The College of William and Mary announced Friday, June 12 that it will offer a combination of in-person, online and hybrid classes for the fall 2020 semester as part of the university’s continued response to the COVID-19 pandemic.
In a community notice sent to staff, faculty and students, College President Katherine Rowe issued several alterations to the semester’s original schedule. The semester will now begin Wednesday, August 19, a week earlier than anticipated, and students will move out before Thanksgiving. The revised schedule also removes fall break, which was originally planned for October 10-13, and introduces provisions for additional Saturday instruction to supplement reductions to the semester’s traditional schedule.
Undergraduates will also take final exams on an expedited schedule, with exams beginning November 16 and concluding November 24.
“As the planning group evaluated W&M’s options for the fall, we thought hard about the reasons to return to on-campus teaching and learning,” Rowe said in her email. “Ultimately, our mission calls us back. No single path or solution will meet the needs of all. Yet a return to campus speeds access to student learning and community, under pandemic, in numerous ways. Students are asking to return and we have heard them.
The College also hopes to host an additional in-person semester during summer 2021 to ensure maximum flexibility for students, and is in the developmental stages of creating academic calendars for both the spring 2021 and summer 2021 semesters.
“As the planning group evaluated W&M’s options for the fall, we thought hard about the reasons to return to on-campus teaching and learning. Ultimately, our mission calls us back. No single path or solution will meet the needs of all. Yet a return to campus speeds access to student learning and community, under pandemic, in numerous ways. Students are asking to return and we have heard them.”
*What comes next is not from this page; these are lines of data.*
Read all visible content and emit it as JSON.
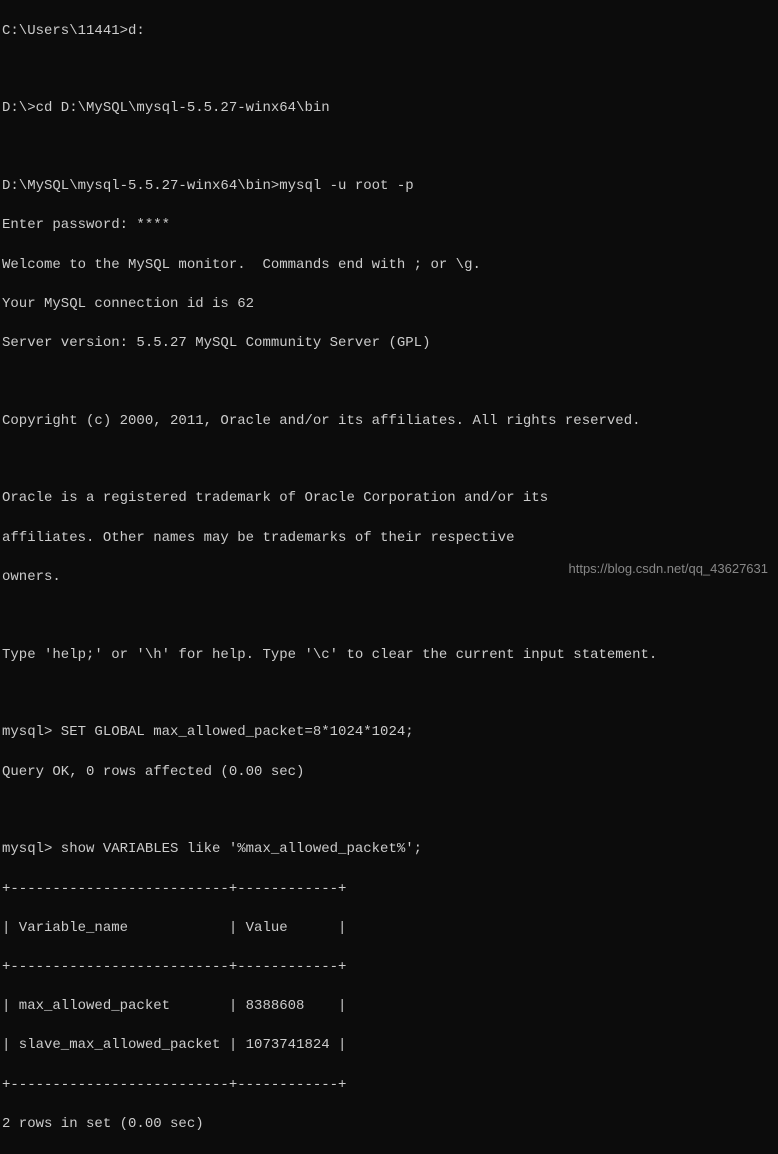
{
  "terminal": {
    "line1": "C:\\Users\\11441>d:",
    "line2": "",
    "line3": "D:\\>cd D:\\MySQL\\mysql-5.5.27-winx64\\bin",
    "line4": "",
    "line5": "D:\\MySQL\\mysql-5.5.27-winx64\\bin>mysql -u root -p",
    "line6": "Enter password: ****",
    "line7": "Welcome to the MySQL monitor.  Commands end with ; or \\g.",
    "line8": "Your MySQL connection id is 62",
    "line9": "Server version: 5.5.27 MySQL Community Server (GPL)",
    "line10": "",
    "line11": "Copyright (c) 2000, 2011, Oracle and/or its affiliates. All rights reserved.",
    "line12": "",
    "line13": "Oracle is a registered trademark of Oracle Corporation and/or its",
    "line14": "affiliates. Other names may be trademarks of their respective",
    "line15": "owners.",
    "line16": "",
    "line17": "Type 'help;' or '\\h' for help. Type '\\c' to clear the current input statement.",
    "line18": "",
    "line19": "mysql> SET GLOBAL max_allowed_packet=8*1024*1024;",
    "line20": "Query OK, 0 rows affected (0.00 sec)",
    "line21": "",
    "line22": "mysql> show VARIABLES like '%max_allowed_packet%';",
    "line23": "+--------------------------+------------+",
    "line24": "| Variable_name            | Value      |",
    "line25": "+--------------------------+------------+",
    "line26": "| max_allowed_packet       | 8388608    |",
    "line27": "| slave_max_allowed_packet | 1073741824 |",
    "line28": "+--------------------------+------------+",
    "line29": "2 rows in set (0.00 sec)"
  },
  "watermark": "https://blog.csdn.net/qq_43627631"
}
The College is now in its fourth month of modified operational procedures related to COVID-19, having suspended in-person classes March 11 following rising case totals in Virginia and the United States. University closures mandated the adoption of several new campus protocols, primarily the implementation of a modified pass/fail grading policy and the shuttering of on campus residence halls. In the two months before students are expected to return to campus, Rowe noted that university officials are trying their best to accommodate student needs.
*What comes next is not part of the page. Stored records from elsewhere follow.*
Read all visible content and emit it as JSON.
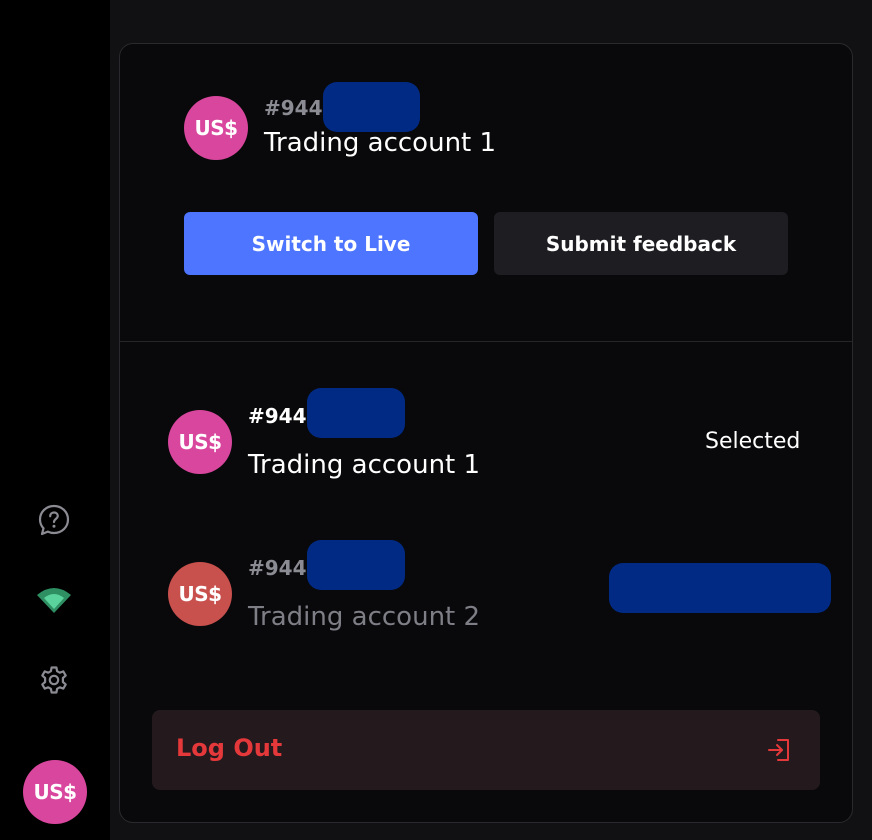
{
  "sidebar": {
    "icons": {
      "help": "help-icon",
      "network": "network-status-icon",
      "settings": "gear-icon"
    },
    "avatar_label": "US$",
    "status_color": "#3fbf86"
  },
  "header": {
    "avatar_label": "US$",
    "account_number": "#944",
    "account_name": "Trading account 1"
  },
  "actions": {
    "switch_label": "Switch to Live",
    "feedback_label": "Submit feedback"
  },
  "accounts": [
    {
      "avatar_label": "US$",
      "avatar_color": "#d9469e",
      "number": "#944",
      "name": "Trading account 1",
      "status": "Selected"
    },
    {
      "avatar_label": "US$",
      "avatar_color": "#c8504d",
      "number": "#944",
      "name": "Trading account 2"
    }
  ],
  "logout": {
    "label": "Log Out",
    "icon": "logout-icon"
  },
  "colors": {
    "accent": "#4e75ff",
    "avatar_pink": "#d9469e",
    "danger": "#e5383b"
  }
}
Rowe’s announcement follows similar statements from other Virginia universities, including the University of Virginia, which adopted an earlier start date as well as an earlier finish to the semester before Thanksgiving in its interim operational plan. American colleges and universities have pursued varied responses to COVID-19 in crafting semester schedules, with some larger institutions forecasting a predominantly online learning environment while others have demonstrated intentions to return to in-person classes.
In the challenging weeks and months ahead, Rowe highlighted the College’s core commitments to flexibility, wellness and innovation as students and staff adjust to new conditions on campus.
“Much work remains. We trust and empower our dedicated faculty and staff to realize this plan in ways consistent with their disciplines and schools, and with the best interests of our community in mind,” Rowe said. “And we trust in our students. Collaborations between staff, faculty, students and our surrounding community are the superpowers that have made W&M successful in the spring. These partnerships will continue to be essential going forward.”
This is a breaking story that may be updated. Last updated Friday, June 12 at 11 a.m.